- _What to work on_
Report every line below that has the string "structured" in it.

- _Material provided_
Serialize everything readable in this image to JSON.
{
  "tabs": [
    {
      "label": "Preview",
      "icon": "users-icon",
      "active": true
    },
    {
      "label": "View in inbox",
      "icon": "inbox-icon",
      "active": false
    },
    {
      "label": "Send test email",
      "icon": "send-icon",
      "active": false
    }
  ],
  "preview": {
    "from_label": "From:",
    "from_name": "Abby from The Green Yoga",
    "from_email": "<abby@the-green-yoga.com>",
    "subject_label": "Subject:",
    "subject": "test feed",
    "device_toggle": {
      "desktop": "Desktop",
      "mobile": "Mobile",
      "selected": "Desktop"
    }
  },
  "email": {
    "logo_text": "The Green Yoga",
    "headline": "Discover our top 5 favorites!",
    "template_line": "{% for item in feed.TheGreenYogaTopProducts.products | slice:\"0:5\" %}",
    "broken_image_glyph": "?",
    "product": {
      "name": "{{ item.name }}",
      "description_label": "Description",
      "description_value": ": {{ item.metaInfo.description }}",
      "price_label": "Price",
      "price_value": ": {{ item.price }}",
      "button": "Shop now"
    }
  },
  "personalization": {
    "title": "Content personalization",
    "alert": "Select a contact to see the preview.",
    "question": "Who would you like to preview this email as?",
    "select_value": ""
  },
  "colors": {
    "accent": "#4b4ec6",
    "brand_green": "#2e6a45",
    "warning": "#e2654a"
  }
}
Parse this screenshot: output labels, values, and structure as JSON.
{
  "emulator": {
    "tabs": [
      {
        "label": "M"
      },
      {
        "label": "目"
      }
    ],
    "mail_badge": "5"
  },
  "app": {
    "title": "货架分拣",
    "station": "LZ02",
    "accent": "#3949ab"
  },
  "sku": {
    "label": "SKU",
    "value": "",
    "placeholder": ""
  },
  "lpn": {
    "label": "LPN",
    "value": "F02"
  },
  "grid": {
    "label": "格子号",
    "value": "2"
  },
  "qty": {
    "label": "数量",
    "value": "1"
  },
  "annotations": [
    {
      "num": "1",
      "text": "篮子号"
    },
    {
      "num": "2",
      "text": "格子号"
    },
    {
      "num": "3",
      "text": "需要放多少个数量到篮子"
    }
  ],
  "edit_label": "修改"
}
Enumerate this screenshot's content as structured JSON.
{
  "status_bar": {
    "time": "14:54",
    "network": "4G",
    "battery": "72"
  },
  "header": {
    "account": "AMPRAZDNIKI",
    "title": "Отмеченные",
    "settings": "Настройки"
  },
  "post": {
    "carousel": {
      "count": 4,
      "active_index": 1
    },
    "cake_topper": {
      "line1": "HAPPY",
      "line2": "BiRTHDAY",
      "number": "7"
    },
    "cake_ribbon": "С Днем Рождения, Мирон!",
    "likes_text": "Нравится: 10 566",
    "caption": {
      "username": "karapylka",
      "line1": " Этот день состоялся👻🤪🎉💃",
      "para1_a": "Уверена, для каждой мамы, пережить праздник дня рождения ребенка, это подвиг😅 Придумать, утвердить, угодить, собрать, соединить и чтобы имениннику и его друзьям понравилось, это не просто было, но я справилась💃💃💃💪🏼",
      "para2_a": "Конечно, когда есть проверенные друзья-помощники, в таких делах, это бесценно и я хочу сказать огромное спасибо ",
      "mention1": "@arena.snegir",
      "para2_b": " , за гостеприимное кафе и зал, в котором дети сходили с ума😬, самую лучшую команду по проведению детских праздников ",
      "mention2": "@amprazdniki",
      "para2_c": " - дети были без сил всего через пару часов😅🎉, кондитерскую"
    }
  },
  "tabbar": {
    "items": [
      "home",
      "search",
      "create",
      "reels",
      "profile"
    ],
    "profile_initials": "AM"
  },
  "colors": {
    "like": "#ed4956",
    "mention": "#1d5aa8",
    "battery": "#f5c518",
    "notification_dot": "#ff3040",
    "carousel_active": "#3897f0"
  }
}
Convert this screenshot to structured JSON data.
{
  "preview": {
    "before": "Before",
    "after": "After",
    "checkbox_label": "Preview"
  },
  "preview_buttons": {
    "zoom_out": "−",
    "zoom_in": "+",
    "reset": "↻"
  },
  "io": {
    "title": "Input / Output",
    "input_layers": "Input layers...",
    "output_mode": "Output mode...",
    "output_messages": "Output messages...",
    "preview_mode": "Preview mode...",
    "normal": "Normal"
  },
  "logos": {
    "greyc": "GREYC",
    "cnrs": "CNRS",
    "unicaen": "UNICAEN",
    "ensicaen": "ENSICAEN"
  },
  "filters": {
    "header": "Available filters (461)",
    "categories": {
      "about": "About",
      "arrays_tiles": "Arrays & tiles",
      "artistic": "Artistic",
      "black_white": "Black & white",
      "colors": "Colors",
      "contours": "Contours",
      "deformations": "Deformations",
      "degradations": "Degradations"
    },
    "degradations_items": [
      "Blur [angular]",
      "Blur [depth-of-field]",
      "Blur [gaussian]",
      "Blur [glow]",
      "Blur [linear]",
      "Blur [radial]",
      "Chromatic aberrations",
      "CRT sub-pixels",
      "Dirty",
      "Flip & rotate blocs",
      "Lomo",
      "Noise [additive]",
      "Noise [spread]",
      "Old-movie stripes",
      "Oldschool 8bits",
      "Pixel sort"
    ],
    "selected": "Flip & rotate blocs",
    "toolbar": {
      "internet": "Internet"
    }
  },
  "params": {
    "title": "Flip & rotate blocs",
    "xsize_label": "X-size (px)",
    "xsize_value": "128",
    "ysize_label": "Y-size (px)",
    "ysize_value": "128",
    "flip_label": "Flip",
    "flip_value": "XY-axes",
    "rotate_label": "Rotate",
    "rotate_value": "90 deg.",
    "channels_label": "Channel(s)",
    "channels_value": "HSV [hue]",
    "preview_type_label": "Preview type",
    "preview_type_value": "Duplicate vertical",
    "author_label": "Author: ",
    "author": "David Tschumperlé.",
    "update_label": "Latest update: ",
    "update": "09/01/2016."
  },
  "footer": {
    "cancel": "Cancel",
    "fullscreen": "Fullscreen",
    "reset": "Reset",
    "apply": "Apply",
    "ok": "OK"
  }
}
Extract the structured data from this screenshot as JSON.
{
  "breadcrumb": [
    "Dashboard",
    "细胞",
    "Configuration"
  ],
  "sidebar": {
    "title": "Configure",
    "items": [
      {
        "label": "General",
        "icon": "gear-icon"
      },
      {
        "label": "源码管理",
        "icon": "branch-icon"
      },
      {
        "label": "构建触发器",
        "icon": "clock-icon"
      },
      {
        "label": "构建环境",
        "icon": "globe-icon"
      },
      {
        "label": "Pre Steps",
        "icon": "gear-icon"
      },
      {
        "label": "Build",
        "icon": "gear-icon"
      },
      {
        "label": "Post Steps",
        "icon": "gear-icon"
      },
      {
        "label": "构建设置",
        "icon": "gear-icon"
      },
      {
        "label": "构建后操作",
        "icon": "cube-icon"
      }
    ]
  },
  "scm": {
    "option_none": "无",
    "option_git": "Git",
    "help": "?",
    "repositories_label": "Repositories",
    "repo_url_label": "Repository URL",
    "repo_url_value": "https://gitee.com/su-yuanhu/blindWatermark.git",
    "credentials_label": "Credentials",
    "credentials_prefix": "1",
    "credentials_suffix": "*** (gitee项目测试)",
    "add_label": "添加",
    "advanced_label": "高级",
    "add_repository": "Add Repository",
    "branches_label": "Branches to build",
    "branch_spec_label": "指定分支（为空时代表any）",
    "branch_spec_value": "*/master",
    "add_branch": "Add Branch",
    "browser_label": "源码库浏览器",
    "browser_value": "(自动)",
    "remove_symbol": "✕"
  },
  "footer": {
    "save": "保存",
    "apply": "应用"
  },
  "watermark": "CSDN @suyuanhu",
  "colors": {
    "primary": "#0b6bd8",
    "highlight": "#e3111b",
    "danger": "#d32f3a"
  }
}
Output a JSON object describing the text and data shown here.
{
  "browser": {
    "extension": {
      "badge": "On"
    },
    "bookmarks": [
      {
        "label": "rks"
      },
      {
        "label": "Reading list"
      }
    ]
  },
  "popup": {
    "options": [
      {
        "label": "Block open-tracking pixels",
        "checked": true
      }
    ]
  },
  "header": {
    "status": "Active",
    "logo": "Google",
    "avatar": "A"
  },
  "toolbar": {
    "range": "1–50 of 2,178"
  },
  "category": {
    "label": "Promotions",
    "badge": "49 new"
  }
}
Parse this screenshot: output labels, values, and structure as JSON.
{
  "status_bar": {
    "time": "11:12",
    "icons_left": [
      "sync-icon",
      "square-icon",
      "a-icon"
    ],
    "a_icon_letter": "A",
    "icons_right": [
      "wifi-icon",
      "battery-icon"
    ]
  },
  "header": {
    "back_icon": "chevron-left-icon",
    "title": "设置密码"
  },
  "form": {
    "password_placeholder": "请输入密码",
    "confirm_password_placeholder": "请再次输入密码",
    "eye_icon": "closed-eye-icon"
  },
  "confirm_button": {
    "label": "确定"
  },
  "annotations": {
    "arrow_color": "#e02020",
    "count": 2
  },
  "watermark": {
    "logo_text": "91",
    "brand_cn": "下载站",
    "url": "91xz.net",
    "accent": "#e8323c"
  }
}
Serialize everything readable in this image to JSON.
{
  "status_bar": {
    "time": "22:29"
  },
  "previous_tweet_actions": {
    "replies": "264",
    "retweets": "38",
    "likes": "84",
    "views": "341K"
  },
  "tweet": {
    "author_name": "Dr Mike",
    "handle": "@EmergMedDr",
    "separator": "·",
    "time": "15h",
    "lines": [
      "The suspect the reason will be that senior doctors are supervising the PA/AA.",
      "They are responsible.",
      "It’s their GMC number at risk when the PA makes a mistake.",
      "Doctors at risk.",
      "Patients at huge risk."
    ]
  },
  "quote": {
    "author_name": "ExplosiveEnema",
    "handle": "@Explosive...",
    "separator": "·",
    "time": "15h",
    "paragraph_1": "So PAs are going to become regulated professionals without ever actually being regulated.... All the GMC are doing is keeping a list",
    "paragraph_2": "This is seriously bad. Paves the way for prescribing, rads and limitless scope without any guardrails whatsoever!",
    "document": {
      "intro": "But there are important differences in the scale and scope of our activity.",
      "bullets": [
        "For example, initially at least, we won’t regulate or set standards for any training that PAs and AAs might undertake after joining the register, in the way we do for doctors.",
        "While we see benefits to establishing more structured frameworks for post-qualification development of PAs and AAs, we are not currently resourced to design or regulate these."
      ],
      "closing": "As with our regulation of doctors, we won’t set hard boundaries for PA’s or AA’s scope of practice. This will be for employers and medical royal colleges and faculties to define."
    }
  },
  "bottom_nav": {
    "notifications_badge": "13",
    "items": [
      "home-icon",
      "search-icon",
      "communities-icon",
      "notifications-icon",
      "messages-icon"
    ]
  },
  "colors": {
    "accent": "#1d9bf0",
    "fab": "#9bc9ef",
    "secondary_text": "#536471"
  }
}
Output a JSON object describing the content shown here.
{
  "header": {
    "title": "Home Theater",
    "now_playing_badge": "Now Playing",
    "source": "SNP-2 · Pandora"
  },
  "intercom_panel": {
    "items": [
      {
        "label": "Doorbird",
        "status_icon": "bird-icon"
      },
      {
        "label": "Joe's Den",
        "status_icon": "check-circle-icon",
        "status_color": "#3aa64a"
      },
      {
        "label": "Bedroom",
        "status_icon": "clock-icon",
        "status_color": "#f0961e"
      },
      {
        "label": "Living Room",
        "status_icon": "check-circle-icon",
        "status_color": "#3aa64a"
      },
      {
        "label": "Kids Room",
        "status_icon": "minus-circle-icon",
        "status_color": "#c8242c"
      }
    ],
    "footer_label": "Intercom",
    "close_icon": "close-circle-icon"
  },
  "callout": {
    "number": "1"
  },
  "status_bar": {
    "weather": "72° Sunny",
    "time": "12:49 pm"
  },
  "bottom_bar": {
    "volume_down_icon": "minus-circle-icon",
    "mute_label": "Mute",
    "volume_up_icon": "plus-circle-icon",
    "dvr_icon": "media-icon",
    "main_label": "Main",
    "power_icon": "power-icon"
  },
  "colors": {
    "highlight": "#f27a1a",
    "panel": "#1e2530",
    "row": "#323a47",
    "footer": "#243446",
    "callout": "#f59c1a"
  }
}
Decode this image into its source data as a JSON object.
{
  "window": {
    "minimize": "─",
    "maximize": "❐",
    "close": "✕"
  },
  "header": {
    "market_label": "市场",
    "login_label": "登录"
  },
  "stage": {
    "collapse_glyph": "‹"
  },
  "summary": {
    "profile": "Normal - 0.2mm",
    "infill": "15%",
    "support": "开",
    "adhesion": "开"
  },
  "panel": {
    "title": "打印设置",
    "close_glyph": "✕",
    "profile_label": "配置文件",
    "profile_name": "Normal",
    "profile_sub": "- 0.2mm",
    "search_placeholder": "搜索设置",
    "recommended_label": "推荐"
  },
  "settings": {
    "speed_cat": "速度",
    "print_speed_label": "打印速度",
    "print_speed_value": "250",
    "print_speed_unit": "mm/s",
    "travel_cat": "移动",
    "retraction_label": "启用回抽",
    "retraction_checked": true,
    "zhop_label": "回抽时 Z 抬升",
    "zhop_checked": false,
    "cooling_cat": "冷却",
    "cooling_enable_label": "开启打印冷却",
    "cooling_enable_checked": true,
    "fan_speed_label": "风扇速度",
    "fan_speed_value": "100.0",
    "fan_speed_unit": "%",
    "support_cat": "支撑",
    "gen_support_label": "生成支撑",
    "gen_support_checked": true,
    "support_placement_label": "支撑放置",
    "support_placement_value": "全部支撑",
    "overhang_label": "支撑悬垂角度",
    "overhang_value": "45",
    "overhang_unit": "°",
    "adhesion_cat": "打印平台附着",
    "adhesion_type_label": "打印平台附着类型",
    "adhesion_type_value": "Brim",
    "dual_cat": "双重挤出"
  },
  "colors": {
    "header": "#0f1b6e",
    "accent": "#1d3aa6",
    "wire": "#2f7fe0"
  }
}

- _Exercise response_
Enumerate this screenshot's content as structured JSON.
Convert this screenshot to structured JSON data.
Extract the structured data from this screenshot as JSON.
        "While we see benefits to establishing more structured frameworks for post-qualification development of PAs and AAs, we are not currently resourced to design or regulate these."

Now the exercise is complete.